Also making news was the Marshall Islands Nitijela (Parliament) Public Accounts Committee, which criticised the government for lack of action on a number of longstanding accountability concerns. The report marks the revival of the committee’s oversight function under new chairman, Senator Frederick Muller, and highlights concerns with excessive government expenditure not appropriated in the 2010 budget. Over US$1.2 million was found to be paid to the National Telecommunications Authority and Air Marshall Islands to cover loan defaults to the Bank of Marshall Islands. Government over-spending on an electricity subsidy to Majuro landowners was also noted.
Meanwhile, the Marshall Islands Journal reports that the Office of the Auditor General has received a modest budget increase together with a grant from the US Department of Interior to support training and development of auditors’ skills in performance and financial audits, and in carrying out investigations.
Straining Micronesia-US relations

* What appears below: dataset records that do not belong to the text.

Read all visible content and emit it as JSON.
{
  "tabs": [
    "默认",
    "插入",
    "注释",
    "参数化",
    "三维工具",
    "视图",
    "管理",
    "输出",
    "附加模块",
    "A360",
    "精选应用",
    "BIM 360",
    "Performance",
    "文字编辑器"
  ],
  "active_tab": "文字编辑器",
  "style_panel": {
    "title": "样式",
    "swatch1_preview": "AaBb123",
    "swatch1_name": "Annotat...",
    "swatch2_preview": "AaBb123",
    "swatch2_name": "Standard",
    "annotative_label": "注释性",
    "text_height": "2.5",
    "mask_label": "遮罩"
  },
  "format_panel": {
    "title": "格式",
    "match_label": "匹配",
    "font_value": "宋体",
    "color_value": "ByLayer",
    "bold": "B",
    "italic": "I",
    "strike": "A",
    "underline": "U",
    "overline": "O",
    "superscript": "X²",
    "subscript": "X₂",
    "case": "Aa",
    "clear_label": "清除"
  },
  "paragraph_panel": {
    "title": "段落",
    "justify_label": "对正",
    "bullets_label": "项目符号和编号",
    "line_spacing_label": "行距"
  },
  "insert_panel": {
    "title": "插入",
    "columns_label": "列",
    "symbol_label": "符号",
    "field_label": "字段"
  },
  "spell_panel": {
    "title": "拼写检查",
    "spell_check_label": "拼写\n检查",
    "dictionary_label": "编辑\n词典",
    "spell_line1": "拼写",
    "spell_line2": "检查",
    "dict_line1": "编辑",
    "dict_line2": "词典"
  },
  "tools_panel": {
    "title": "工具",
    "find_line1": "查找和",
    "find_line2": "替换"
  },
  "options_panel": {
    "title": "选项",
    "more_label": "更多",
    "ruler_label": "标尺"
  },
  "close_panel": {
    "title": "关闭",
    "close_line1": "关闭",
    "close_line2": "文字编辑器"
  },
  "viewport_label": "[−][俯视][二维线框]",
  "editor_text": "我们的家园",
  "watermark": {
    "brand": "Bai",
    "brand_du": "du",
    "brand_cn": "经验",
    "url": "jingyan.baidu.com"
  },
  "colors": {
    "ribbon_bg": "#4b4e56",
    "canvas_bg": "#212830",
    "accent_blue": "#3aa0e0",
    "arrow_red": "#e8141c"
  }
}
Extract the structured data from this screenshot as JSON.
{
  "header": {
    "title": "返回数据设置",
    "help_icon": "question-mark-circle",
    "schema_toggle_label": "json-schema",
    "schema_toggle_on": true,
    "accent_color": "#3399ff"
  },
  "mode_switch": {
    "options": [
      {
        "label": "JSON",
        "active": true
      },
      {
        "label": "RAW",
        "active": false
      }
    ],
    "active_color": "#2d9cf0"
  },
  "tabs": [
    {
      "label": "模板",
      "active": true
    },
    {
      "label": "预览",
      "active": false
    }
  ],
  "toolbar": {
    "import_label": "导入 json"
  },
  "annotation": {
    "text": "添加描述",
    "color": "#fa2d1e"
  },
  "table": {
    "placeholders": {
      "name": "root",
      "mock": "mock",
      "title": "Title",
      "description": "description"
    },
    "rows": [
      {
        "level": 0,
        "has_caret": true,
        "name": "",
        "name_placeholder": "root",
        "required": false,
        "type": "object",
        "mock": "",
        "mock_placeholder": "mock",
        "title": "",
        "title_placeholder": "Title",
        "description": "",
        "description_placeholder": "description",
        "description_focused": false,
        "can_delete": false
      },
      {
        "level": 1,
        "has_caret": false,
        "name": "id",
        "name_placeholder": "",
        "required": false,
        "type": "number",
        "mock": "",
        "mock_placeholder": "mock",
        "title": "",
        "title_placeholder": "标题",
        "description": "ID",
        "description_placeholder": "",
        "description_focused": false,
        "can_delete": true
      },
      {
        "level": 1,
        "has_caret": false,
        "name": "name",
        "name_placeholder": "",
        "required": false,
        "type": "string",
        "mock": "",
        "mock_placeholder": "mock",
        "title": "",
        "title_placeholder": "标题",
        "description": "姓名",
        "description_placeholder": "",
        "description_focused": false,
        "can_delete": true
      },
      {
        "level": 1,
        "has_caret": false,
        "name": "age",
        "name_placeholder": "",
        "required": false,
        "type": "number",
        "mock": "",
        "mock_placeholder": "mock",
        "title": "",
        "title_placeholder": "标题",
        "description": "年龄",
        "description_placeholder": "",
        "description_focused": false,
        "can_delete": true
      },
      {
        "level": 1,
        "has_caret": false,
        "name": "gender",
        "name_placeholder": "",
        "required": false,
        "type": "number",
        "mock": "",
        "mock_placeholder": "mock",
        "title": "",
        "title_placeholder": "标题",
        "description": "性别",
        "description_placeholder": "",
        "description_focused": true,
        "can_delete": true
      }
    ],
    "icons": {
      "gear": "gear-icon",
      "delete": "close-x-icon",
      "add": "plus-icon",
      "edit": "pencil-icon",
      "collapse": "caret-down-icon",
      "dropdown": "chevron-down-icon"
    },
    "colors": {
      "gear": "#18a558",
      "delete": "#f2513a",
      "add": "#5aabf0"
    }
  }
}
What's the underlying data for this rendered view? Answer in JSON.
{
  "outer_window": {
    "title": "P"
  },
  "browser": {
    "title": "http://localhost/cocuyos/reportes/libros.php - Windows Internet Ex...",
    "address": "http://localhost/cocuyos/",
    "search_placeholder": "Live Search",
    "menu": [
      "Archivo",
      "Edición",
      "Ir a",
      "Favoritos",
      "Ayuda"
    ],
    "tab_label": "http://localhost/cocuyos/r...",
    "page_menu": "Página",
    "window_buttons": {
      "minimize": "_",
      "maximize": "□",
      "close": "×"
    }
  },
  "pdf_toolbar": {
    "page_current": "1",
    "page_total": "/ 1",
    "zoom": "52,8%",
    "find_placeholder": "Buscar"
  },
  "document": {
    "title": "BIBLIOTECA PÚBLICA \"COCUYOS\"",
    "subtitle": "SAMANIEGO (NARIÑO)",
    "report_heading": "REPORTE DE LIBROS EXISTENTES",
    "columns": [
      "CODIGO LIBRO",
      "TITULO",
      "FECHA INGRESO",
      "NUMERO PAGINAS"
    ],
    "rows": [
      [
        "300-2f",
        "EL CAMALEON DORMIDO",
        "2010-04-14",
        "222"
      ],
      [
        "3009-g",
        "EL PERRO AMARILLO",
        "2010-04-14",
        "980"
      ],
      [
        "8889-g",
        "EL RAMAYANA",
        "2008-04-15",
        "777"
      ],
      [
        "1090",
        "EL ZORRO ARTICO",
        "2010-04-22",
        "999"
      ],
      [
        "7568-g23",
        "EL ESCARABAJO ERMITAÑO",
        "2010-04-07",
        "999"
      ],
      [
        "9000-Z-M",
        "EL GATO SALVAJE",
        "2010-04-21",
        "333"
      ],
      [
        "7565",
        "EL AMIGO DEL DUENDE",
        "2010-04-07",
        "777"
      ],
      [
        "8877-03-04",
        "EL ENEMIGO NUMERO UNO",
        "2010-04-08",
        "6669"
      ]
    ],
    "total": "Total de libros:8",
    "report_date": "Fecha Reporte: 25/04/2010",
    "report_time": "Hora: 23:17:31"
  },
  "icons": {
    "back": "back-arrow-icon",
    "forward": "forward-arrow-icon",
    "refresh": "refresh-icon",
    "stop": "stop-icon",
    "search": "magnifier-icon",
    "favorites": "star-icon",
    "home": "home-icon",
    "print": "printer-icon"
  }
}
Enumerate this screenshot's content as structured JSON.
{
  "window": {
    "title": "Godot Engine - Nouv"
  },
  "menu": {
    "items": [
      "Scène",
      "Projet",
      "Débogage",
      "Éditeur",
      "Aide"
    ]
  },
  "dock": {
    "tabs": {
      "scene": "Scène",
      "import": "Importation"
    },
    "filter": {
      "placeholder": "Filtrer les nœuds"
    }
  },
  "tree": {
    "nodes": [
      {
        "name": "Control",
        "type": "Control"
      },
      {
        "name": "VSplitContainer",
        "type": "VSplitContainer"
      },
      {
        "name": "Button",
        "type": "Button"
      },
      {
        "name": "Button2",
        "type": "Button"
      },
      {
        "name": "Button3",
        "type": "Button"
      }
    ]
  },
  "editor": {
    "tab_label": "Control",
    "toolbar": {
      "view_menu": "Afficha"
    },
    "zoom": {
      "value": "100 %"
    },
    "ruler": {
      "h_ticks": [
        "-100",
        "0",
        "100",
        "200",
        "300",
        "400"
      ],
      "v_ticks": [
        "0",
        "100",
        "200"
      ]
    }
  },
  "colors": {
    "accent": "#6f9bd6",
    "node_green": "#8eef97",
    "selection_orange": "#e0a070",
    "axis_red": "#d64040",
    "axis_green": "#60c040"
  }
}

Federated States of Micronesia (FSM) Senator Peter Christian called for the termination of the Compact of Free Association with the US in response to funding cuts to the College of Micronesia and calls within the US Senate to restrict travel to the US from the Freely Associated States of the Federated States of Micronesia, Marshall Islands and Palau. The funding arrangements under the Compacts have proven to be particularly difficult, with US officials viewing it more as an aid relationship, while many in Micronesia, including Senator Christian, point out it is a treaty between sovereign nations. In return for grant funding and the right for Micronesian citizens to live and work in the US, the Compacts provide the government of the US with ‘strategic denial’ over Micronesian foreign policy and access to the Kwajalein military base in the Marshall Islands. Grants under the Compact are decreasing by US$800,000 annually and are due to terminate in 2023.
- The people of Fiji celebrated the 41st anniversary of independence while the debate over the Lowy poll continues.
- Marking the 31st anniversary of the nation’s Constitution, first head of state says Vanuatu is ready to make changes and try a presidential system.
- A further 32 workers left Vanuatu for Australia under the Pacific Seasonal Workers Pilot Scheme, joining the initial group of twelve.
- 138 candidates, including 12 women, are standing for the Kiribati election to be held on 21 October.
- Australian Foreign Minister Kevin Rudd and his PNG counterpart Ano Pala have announced a major reform agenda for the PNG higher education sector.
- Landowners have accused PNG police of conducting raids and beatings at the behest of a logging company.
This roundup of development policy issues in the Pacific is a joint venture by the Pacific Institute of Public Policy and the Development Policy Centre. Editorial content is the responsibility of Derek Brien, PiPP executive director, and Stephen Howes, Devpolicy director.